**Exercise brief**
Set every record down again, exactly and completely.

[Stored data]
*** Block opens ***
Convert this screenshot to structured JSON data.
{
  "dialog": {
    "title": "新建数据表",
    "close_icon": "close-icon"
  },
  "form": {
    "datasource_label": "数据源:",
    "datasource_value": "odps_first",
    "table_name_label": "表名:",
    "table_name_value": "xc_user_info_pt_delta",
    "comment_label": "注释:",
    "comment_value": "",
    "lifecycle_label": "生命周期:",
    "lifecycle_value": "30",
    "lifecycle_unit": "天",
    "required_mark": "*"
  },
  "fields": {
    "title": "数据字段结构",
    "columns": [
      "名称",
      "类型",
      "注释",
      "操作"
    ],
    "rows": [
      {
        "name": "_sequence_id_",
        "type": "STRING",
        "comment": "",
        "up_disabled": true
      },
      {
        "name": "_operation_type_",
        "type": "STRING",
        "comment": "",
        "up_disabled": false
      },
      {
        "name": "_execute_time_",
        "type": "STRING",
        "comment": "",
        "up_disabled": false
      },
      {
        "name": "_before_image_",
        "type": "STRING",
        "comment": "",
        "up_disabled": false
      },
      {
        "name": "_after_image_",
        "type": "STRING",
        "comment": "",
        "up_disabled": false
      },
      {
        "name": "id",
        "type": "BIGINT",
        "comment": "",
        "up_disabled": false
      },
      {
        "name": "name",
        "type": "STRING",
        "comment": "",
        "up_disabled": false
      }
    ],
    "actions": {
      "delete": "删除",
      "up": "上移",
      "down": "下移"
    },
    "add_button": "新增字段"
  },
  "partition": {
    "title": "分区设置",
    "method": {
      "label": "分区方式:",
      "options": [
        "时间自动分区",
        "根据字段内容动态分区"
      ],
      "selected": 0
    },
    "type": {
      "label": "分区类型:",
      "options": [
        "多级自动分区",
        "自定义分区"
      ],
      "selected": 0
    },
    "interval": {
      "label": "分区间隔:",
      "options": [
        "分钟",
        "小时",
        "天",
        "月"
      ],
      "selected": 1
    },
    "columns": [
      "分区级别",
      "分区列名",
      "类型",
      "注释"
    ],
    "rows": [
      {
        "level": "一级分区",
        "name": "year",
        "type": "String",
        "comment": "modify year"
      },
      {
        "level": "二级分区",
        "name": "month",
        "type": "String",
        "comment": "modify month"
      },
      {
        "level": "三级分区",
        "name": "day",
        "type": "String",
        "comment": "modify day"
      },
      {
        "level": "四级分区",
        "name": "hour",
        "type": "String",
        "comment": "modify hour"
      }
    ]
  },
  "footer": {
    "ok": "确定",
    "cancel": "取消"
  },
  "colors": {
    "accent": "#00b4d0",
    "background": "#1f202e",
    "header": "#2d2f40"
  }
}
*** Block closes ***
**Exercise response**
Convert this screenshot to structured JSON data.
{
  "dialog": {
    "title": "新建数据表",
    "close_icon": "close-icon"
  },
  "form": {
    "datasource_label": "数据源:",
    "datasource_value": "odps_first",
    "table_name_label": "表名:",
    "table_name_value": "xc_user_info_pt_delta",
    "comment_label": "注释:",
    "comment_value": "",
    "lifecycle_label": "生命周期:",
    "lifecycle_value": "30",
    "lifecycle_unit": "天",
    "required_mark": "*"
  },
  "fields": {
    "title": "数据字段结构",
    "columns": [
      "名称",
      "类型",
      "注释",
      "操作"
    ],
    "rows": [
      {
        "name": "_sequence_id_",
        "type": "STRING",
        "comment": "",
        "up_disabled": true
      },
      {
        "name": "_operation_type_",
        "type": "STRING",
        "comment": "",
        "up_disabled": false
      },
      {
        "name": "_execute_time_",
        "type": "STRING",
        "comment": "",
        "up_disabled": false
      },
      {
        "name": "_before_image_",
        "type": "STRING",
        "comment": "",
        "up_disabled": false
      },
      {
        "name": "_after_image_",
        "type": "STRING",
        "comment": "",
        "up_disabled": false
      },
      {
        "name": "id",
        "type": "BIGINT",
        "comment": "",
        "up_disabled": false
      },
      {
        "name": "name",
        "type": "STRING",
        "comment": "",
        "up_disabled": false
      }
    ],
    "actions": {
      "delete": "删除",
      "up": "上移",
      "down": "下移"
    },
    "add_button": "新增字段"
  },
  "partition": {
    "title": "分区设置",
    "method": {
      "label": "分区方式:",
      "options": [
        "时间自动分区",
        "根据字段内容动态分区"
      ],
      "selected": 0
    },
    "type": {
      "label": "分区类型:",
      "options": [
        "多级自动分区",
        "自定义分区"
      ],
      "selected": 0
    },
    "interval": {
      "label": "分区间隔:",
      "options": [
        "分钟",
        "小时",
        "天",
        "月"
      ],
      "selected": 1
    },
    "columns": [
      "分区级别",
      "分区列名",
      "类型",
      "注释"
    ],
    "rows": [
      {
        "level": "一级分区",
        "name": "year",
        "type": "String",
        "comment": "modify year"
      },
      {
        "level": "二级分区",
        "name": "month",
        "type": "String",
        "comment": "modify month"
      },
      {
        "level": "三级分区",
        "name": "day",
        "type": "String",
        "comment": "modify day"
      },
      {
        "level": "四级分区",
        "name": "hour",
        "type": "String",
        "comment": "modify hour"
      }
    ]
  },
  "footer": {
    "ok": "确定",
    "cancel": "取消"
  },
  "colors": {
    "accent": "#00b4d0",
    "background": "#1f202e",
    "header": "#2d2f40"
  }
}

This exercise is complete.